● PROBLEM TO SOLVE:
Repeat all of the data word for word so that only the pictures are missing from the copy.
Top of DATA FOR THIS EXERCISE
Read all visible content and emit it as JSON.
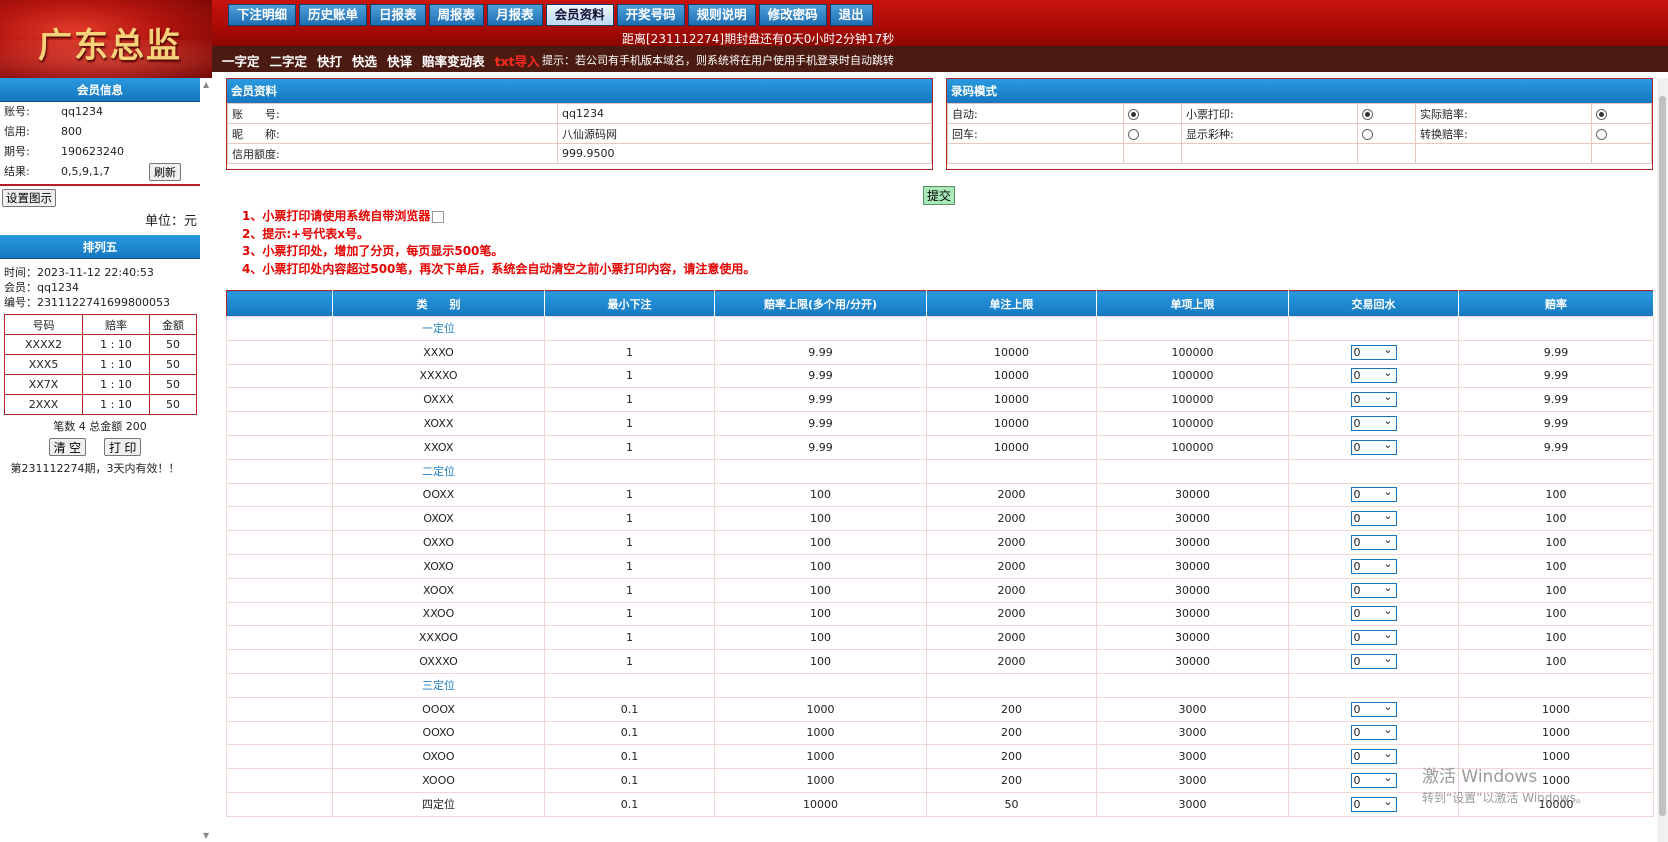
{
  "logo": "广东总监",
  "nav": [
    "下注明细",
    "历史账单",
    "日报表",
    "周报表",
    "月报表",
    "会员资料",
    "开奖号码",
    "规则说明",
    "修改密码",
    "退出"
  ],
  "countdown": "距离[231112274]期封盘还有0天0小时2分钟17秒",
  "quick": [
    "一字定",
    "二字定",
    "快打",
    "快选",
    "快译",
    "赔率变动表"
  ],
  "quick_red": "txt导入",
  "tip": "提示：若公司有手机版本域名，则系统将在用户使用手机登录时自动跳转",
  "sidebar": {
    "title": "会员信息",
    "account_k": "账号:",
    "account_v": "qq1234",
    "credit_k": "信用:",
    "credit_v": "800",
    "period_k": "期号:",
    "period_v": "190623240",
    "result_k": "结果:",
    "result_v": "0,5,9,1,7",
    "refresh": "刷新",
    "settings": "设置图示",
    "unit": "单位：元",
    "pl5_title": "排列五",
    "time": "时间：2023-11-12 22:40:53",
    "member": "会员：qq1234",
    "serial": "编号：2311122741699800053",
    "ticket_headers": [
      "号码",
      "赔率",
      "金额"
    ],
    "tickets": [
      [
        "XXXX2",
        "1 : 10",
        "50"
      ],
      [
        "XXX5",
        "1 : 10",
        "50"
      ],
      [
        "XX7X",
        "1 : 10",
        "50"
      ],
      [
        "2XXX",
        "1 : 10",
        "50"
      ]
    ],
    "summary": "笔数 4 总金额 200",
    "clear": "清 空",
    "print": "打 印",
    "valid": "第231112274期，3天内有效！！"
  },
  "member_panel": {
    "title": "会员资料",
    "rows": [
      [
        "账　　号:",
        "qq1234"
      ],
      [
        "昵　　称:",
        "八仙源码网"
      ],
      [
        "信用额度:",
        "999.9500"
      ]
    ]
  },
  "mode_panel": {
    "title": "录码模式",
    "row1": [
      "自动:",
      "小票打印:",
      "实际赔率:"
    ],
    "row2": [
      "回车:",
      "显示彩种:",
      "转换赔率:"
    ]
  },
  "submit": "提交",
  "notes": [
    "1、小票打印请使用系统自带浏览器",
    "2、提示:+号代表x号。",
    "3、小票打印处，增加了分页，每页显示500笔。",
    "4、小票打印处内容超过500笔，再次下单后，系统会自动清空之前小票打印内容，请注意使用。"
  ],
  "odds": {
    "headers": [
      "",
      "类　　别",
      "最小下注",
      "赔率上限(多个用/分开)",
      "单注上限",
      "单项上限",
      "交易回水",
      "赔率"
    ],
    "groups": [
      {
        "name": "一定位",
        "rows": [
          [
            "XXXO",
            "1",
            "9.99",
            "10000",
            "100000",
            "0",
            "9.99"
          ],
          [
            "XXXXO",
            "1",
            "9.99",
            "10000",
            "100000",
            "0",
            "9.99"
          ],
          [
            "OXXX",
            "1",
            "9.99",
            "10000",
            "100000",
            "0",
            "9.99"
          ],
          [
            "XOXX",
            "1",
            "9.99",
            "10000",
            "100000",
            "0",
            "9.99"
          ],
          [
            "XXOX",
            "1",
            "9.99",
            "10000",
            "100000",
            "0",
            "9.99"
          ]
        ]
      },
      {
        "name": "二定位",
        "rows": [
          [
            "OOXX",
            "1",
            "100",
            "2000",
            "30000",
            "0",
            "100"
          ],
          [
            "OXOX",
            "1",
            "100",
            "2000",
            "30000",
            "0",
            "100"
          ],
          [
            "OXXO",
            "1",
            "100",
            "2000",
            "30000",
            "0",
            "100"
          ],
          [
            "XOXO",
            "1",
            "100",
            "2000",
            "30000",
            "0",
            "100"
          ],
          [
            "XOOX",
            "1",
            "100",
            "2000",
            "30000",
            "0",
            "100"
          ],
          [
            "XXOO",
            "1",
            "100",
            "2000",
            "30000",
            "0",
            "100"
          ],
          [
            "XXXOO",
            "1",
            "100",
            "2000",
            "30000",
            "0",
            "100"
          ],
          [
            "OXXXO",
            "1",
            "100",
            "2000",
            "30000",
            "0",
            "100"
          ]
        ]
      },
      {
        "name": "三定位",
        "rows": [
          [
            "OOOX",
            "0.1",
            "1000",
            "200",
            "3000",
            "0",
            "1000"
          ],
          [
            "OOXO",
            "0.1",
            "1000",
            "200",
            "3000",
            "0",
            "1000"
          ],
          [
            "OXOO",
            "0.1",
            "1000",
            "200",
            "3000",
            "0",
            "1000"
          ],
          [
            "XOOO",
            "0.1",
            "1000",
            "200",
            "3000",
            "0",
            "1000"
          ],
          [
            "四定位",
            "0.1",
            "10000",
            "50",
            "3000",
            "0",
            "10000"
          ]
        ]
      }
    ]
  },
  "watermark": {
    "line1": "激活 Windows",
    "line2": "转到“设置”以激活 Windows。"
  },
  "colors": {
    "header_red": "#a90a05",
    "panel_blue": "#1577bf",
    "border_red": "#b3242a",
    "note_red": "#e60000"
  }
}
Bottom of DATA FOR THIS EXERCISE
● FINISHED EXERCISE:
Read all visible content and emit it as JSON.
{
  "logo": "广东总监",
  "nav": [
    "下注明细",
    "历史账单",
    "日报表",
    "周报表",
    "月报表",
    "会员资料",
    "开奖号码",
    "规则说明",
    "修改密码",
    "退出"
  ],
  "countdown": "距离[231112274]期封盘还有0天0小时2分钟17秒",
  "quick": [
    "一字定",
    "二字定",
    "快打",
    "快选",
    "快译",
    "赔率变动表"
  ],
  "quick_red": "txt导入",
  "tip": "提示：若公司有手机版本域名，则系统将在用户使用手机登录时自动跳转",
  "sidebar": {
    "title": "会员信息",
    "account_k": "账号:",
    "account_v": "qq1234",
    "credit_k": "信用:",
    "credit_v": "800",
    "period_k": "期号:",
    "period_v": "190623240",
    "result_k": "结果:",
    "result_v": "0,5,9,1,7",
    "refresh": "刷新",
    "settings": "设置图示",
    "unit": "单位：元",
    "pl5_title": "排列五",
    "time": "时间：2023-11-12 22:40:53",
    "member": "会员：qq1234",
    "serial": "编号：2311122741699800053",
    "ticket_headers": [
      "号码",
      "赔率",
      "金额"
    ],
    "tickets": [
      [
        "XXXX2",
        "1 : 10",
        "50"
      ],
      [
        "XXX5",
        "1 : 10",
        "50"
      ],
      [
        "XX7X",
        "1 : 10",
        "50"
      ],
      [
        "2XXX",
        "1 : 10",
        "50"
      ]
    ],
    "summary": "笔数 4 总金额 200",
    "clear": "清 空",
    "print": "打 印",
    "valid": "第231112274期，3天内有效！！"
  },
  "member_panel": {
    "title": "会员资料",
    "rows": [
      [
        "账　　号:",
        "qq1234"
      ],
      [
        "昵　　称:",
        "八仙源码网"
      ],
      [
        "信用额度:",
        "999.9500"
      ]
    ]
  },
  "mode_panel": {
    "title": "录码模式",
    "row1": [
      "自动:",
      "小票打印:",
      "实际赔率:"
    ],
    "row2": [
      "回车:",
      "显示彩种:",
      "转换赔率:"
    ]
  },
  "submit": "提交",
  "notes": [
    "1、小票打印请使用系统自带浏览器",
    "2、提示:+号代表x号。",
    "3、小票打印处，增加了分页，每页显示500笔。",
    "4、小票打印处内容超过500笔，再次下单后，系统会自动清空之前小票打印内容，请注意使用。"
  ],
  "odds": {
    "headers": [
      "",
      "类　　别",
      "最小下注",
      "赔率上限(多个用/分开)",
      "单注上限",
      "单项上限",
      "交易回水",
      "赔率"
    ],
    "groups": [
      {
        "name": "一定位",
        "rows": [
          [
            "XXXO",
            "1",
            "9.99",
            "10000",
            "100000",
            "0",
            "9.99"
          ],
          [
            "XXXXO",
            "1",
            "9.99",
            "10000",
            "100000",
            "0",
            "9.99"
          ],
          [
            "OXXX",
            "1",
            "9.99",
            "10000",
            "100000",
            "0",
            "9.99"
          ],
          [
            "XOXX",
            "1",
            "9.99",
            "10000",
            "100000",
            "0",
            "9.99"
          ],
          [
            "XXOX",
            "1",
            "9.99",
            "10000",
            "100000",
            "0",
            "9.99"
          ]
        ]
      },
      {
        "name": "二定位",
        "rows": [
          [
            "OOXX",
            "1",
            "100",
            "2000",
            "30000",
            "0",
            "100"
          ],
          [
            "OXOX",
            "1",
            "100",
            "2000",
            "30000",
            "0",
            "100"
          ],
          [
            "OXXO",
            "1",
            "100",
            "2000",
            "30000",
            "0",
            "100"
          ],
          [
            "XOXO",
            "1",
            "100",
            "2000",
            "30000",
            "0",
            "100"
          ],
          [
            "XOOX",
            "1",
            "100",
            "2000",
            "30000",
            "0",
            "100"
          ],
          [
            "XXOO",
            "1",
            "100",
            "2000",
            "30000",
            "0",
            "100"
          ],
          [
            "XXXOO",
            "1",
            "100",
            "2000",
            "30000",
            "0",
            "100"
          ],
          [
            "OXXXO",
            "1",
            "100",
            "2000",
            "30000",
            "0",
            "100"
          ]
        ]
      },
      {
        "name": "三定位",
        "rows": [
          [
            "OOOX",
            "0.1",
            "1000",
            "200",
            "3000",
            "0",
            "1000"
          ],
          [
            "OOXO",
            "0.1",
            "1000",
            "200",
            "3000",
            "0",
            "1000"
          ],
          [
            "OXOO",
            "0.1",
            "1000",
            "200",
            "3000",
            "0",
            "1000"
          ],
          [
            "XOOO",
            "0.1",
            "1000",
            "200",
            "3000",
            "0",
            "1000"
          ],
          [
            "四定位",
            "0.1",
            "10000",
            "50",
            "3000",
            "0",
            "10000"
          ]
        ]
      }
    ]
  },
  "watermark": {
    "line1": "激活 Windows",
    "line2": "转到“设置”以激活 Windows。"
  },
  "colors": {
    "header_red": "#a90a05",
    "panel_blue": "#1577bf",
    "border_red": "#b3242a",
    "note_red": "#e60000"
  }
}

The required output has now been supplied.